My first instinct would be to plant something that’s familiar and recreate elements from my lost garden however, over the last few weeks I’ve come to realize, like so many gardens, some of its’ magic lies in its’ context. Set within a tiny estate village, dotted with ancient wood land, then land locked in a sea of fields and meadows, the air was always full of birdsong and thick with aromas. Jewel like Wall flowers in early Spring, clouds of scented bluebells in May, and then in quick succession, avenues of blousy rhododendron and woodbine. In summer, garden honeysuckle, hot, drying hay and roses, always roses. A place for all the senses, slightly out of time with the world, but in time with me. I loved these heady scents when I lived there…they’re stronger now I’ve left.
So, if not my old garden, what? A starting point could be the plants that came with me, which I love. But, these are plants whose roots were laid down in another time, it’s important now to plant something that puts down roots in this one, and so, as on so many occasions I’ve turned to the rose. I ordered a beautiful, white scented variety from David Austin Roses, over time this should slowly wrap itself around the edge of the balcony…the inside? well that’s a blank page, full of endless possibilities. I could recreate the gardens of Versailles, or maybe the breath-taking parterre at Hampton court, even one of the sunken, tudor gardens. As I’m at altitude I could attempt an Italian garden… but then I would need statues, there would have to be statues. I’m joking of course, the magic of these gardens lies in their relationship to their buildings, in their vastness and spectacular vistas; even I know I can’t create anything that requires a vista…not even a vis., and the only relationship my balcony has with its building, is that it is so close... It’s almost inside. But, I think it’s still ok to dream big, and ok to pinch an element here, take inspiration there, that’s what all gardeners do.

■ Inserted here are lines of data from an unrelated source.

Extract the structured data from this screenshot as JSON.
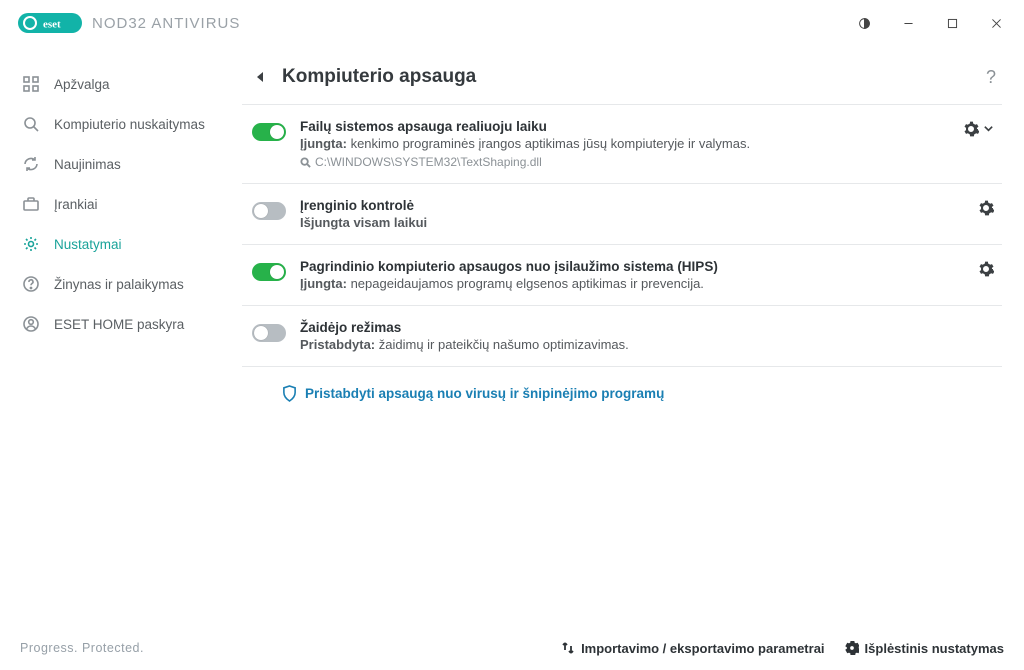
{
  "brand": {
    "product": "NOD32 ANTIVIRUS"
  },
  "window": {
    "theme_icon": "theme-contrast-icon",
    "minimize": "−",
    "maximize": "□",
    "close": "×"
  },
  "sidebar": {
    "items": [
      {
        "label": "Apžvalga",
        "icon": "dashboard-icon"
      },
      {
        "label": "Kompiuterio nuskaitymas",
        "icon": "search-icon"
      },
      {
        "label": "Naujinimas",
        "icon": "refresh-icon"
      },
      {
        "label": "Įrankiai",
        "icon": "briefcase-icon"
      },
      {
        "label": "Nustatymai",
        "icon": "gear-icon"
      },
      {
        "label": "Žinynas ir palaikymas",
        "icon": "help-icon"
      },
      {
        "label": "ESET HOME paskyra",
        "icon": "user-icon"
      }
    ],
    "active_index": 4
  },
  "page": {
    "title": "Kompiuterio apsauga",
    "help": "?"
  },
  "settings": [
    {
      "title": "Failų sistemos apsauga realiuoju laiku",
      "state_label": "Įjungta:",
      "description": "kenkimo programinės įrangos aptikimas jūsų kompiuteryje ir valymas.",
      "path": "C:\\WINDOWS\\SYSTEM32\\TextShaping.dll",
      "toggle": "on",
      "has_chevron": true
    },
    {
      "title": "Įrenginio kontrolė",
      "state_label": "Išjungta visam laikui",
      "description": "",
      "toggle": "off",
      "has_chevron": false
    },
    {
      "title": "Pagrindinio kompiuterio apsaugos nuo įsilaužimo sistema (HIPS)",
      "state_label": "Įjungta:",
      "description": "nepageidaujamos programų elgsenos aptikimas ir prevencija.",
      "toggle": "on",
      "has_chevron": false
    },
    {
      "title": "Žaidėjo režimas",
      "state_label": "Pristabdyta:",
      "description": "žaidimų ir pateikčių našumo optimizavimas.",
      "toggle": "off",
      "has_chevron": false
    }
  ],
  "pause_link": "Pristabdyti apsaugą nuo virusų ir šnipinėjimo programų",
  "footer": {
    "tagline": "Progress. Protected.",
    "import_export": "Importavimo / eksportavimo parametrai",
    "advanced": "Išplėstinis nustatymas"
  }
}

In the end, It was while I was looking at my newly arrived rose, willing it to shoot, that it came to me, I will evoke the spirit of Vita Sackville-West, by recreating her famous white garden at Sissinghurst Castle. The real artistry of this garden, lies in the rich variety of greens and foliage, these provide a canvas for those lovely white blooms. and that’s something anyone can create. Having a palette of different greens and textures can give the illusion of space, and white planting brings light to darker more shaded areas, heaven knows I’m going to need both of these tricks on, at best, an optimistic 4 x 6’ balcony, which I’m not 100% sure will ever get the summer sun. But I know what you are thinking…” Where will the hedges go”?... No?... well anyway, I don’t think it really matters whether you are choosing plants for a garden or a window box, the principles are the same. Choose plants that suit the environment, give them good soil, feed them and give them water and in theory? they should thrive. If you don’t have room for hedges, just suggest it by adding a pot planted with box of some other small leaved plant.
So, here we are, by harnessing Tardis technology, I have produced a planting plan which should bring scent and flowers for me and the insects way into late summer, and, as it’s Chelsea month… a plant list and supplier’s links below.
I don’t think this is going to get much sun, so it may not flower,
but it will be a lovely shade of green in the summer, and rusty red in autumn /winter.
Varieties unknown, but they were grown by
who also supply ferns and bamboo.
grown from seed, but also available from https://www.woottensplants.com/plant-shop-category/plantlist/agapanthus/
Mixed planting and box:
Most good garden centres will also sell the above and can provide you with an excellent variety of plants for hanging baskets and pots, but I think it’s worth choosing somewhere that is also a nursery. I’m lucky to have several garden centres locally but, for what it’s worth, my preferred one is Aylett’s Nursery. They are a family firm and are specialists in growing Dahlia, which has earned them many Chelsea golds over the years.
Of course…any other plant I can cram in the gaps.
Ive so got this!